** Information provided follows **

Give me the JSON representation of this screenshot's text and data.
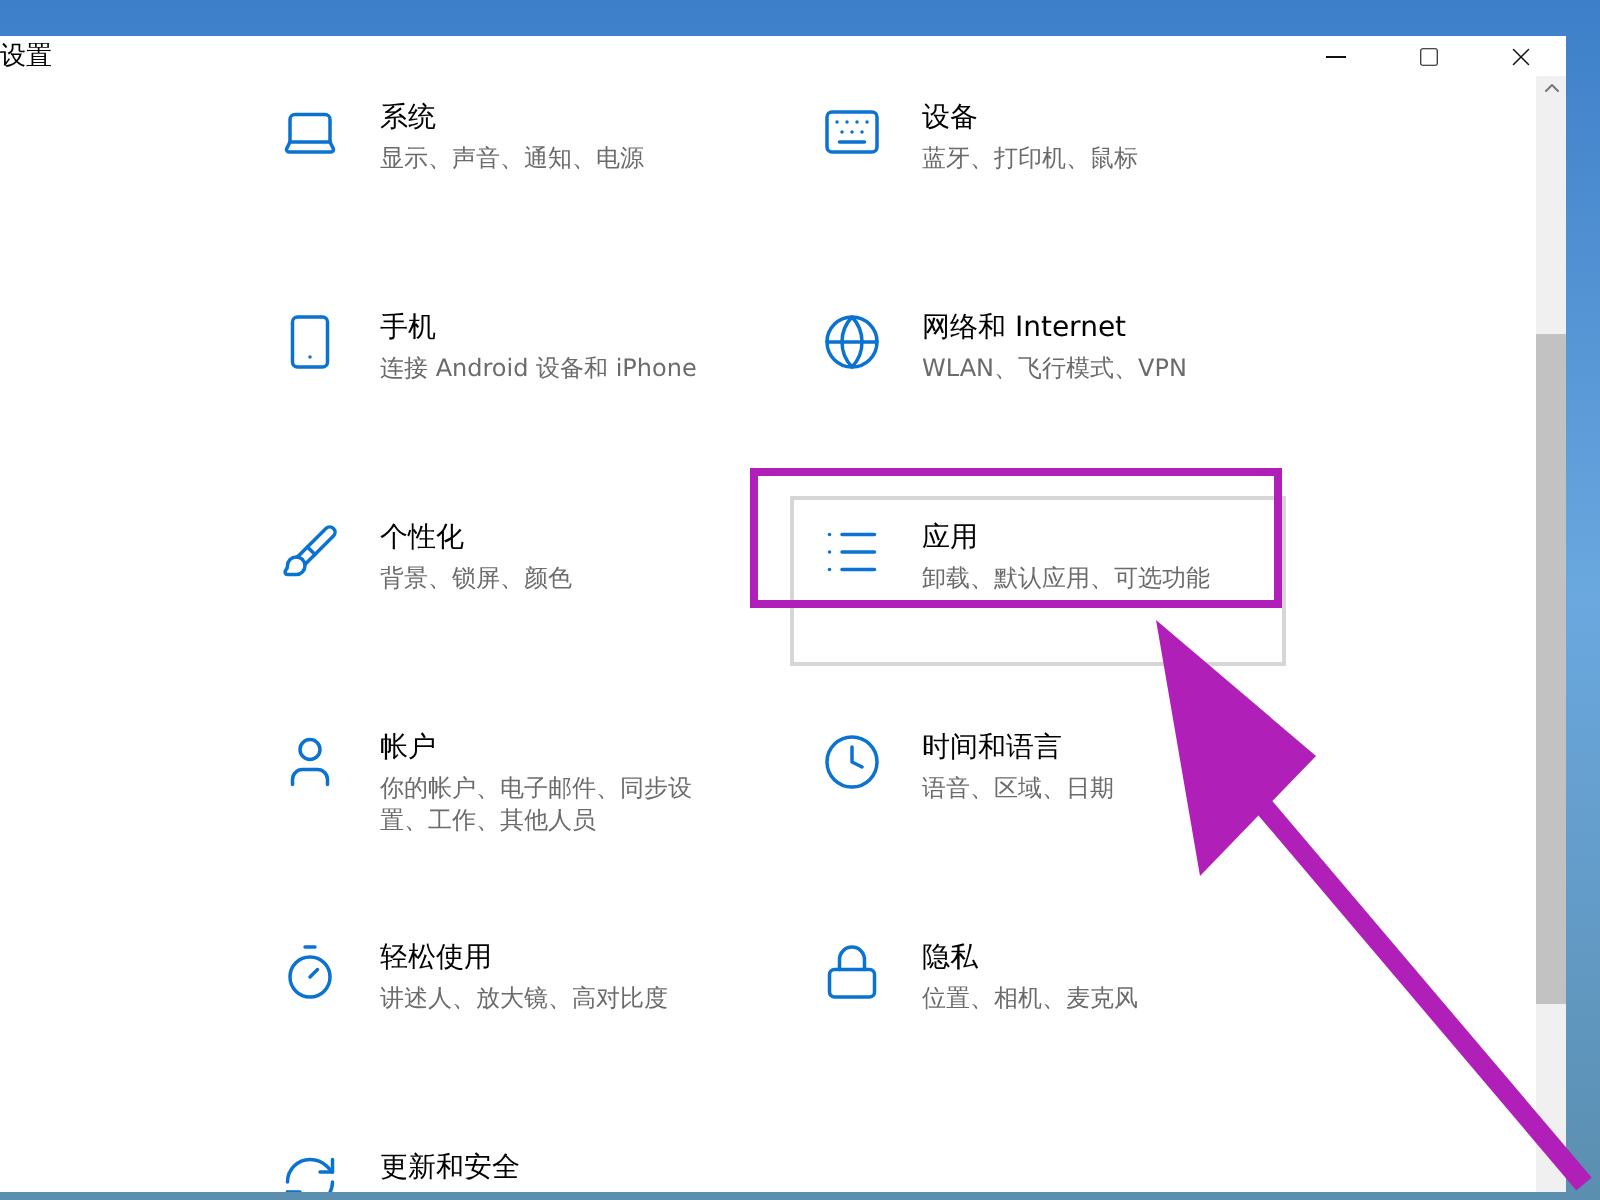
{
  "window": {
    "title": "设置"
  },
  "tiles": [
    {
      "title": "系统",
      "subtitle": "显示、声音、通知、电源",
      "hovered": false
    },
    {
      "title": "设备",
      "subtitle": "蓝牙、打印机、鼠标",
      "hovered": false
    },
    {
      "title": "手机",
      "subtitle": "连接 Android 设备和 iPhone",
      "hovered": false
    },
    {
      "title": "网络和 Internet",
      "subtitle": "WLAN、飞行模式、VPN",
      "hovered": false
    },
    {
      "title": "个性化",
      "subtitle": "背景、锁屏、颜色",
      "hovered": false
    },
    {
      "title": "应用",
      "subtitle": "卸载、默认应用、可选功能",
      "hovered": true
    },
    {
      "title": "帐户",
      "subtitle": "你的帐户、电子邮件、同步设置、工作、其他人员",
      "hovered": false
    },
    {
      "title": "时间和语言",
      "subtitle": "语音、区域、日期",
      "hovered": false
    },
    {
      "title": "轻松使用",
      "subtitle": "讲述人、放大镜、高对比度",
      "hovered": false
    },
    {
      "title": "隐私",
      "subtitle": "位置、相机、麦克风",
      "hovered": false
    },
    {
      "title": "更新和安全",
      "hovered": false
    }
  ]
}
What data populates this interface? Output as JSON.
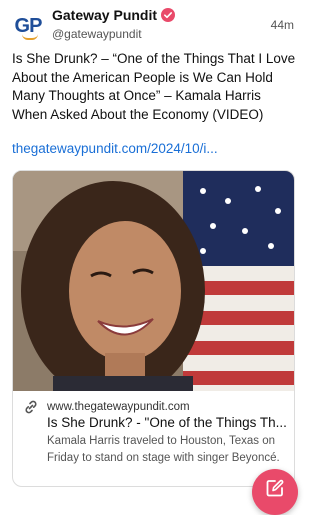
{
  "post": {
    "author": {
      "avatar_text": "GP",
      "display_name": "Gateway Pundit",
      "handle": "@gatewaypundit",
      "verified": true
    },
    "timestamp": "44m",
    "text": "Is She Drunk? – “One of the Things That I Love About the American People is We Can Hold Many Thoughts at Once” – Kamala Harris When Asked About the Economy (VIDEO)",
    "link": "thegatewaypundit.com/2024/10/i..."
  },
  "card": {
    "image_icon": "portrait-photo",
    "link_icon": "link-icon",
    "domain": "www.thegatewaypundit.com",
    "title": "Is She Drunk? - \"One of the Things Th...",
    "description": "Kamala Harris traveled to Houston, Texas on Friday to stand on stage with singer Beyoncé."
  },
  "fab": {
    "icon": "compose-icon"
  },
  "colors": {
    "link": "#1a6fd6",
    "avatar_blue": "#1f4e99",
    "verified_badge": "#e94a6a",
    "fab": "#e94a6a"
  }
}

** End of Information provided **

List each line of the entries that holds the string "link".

__Answer box__:
    "link": "thegatewaypundit.com/2024/10/i..."
    "link_icon": "link-icon",
    "link": "#1a6fd6",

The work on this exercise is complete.